Provide a summary of the third season of The Wire for an audience who has not seen the show. The summaries should run 1000 words.
This is an exercise in summarization (of course) and extreme concision. As is the case in innumerable professional situations, your job is to synthesize an enormous body of information in one very small space—and then another space less than a third the size.
You might be wondering: if your (imagined) audience hasn’t seen the show, should you avoid spoilers? The answer is no. Spoil away. Your audience is too busy to watch the series in the foreseeable future, so they have paid you for this summary. You tried to talk them out of it but the price was right.
Your summaries should be interesting and understandable for an uninitiated audience.
Your writing should show ample evidence of having been revised revision via Richard Lanham’s “paramedic method.” The content should thoroughly present The Wire to your audience, despite the assignment’s constraints.

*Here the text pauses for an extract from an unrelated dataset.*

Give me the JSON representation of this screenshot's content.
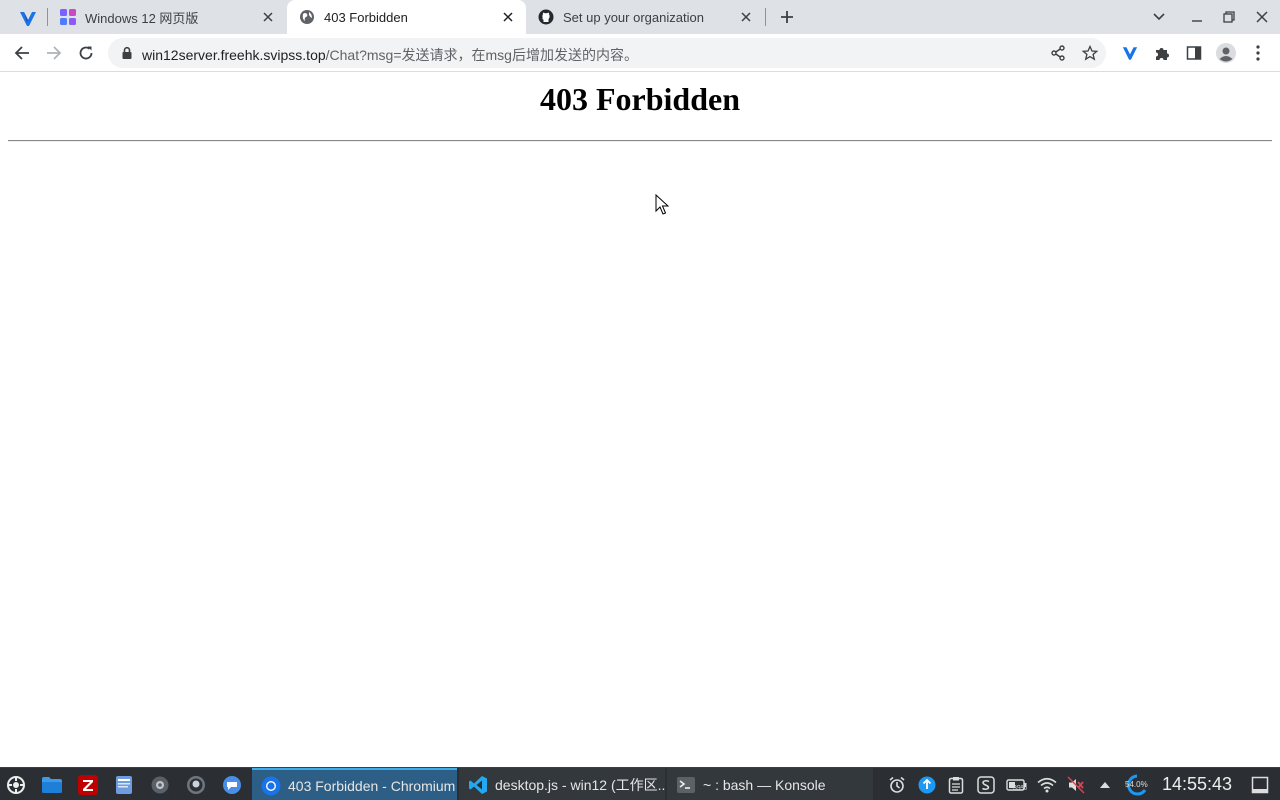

You should get as close to the prescribed word count as possible, with a “grace” area of 10 words. The word count does not include the title, heading, etc. Think of these arbitrary constraints as productive conditions against which your writing—and thorough rewriting and revision—will push and pull. Through this process, you will constantly ask which material can fit, which needs to be condensed or expanded, which needs to be cut, and so on.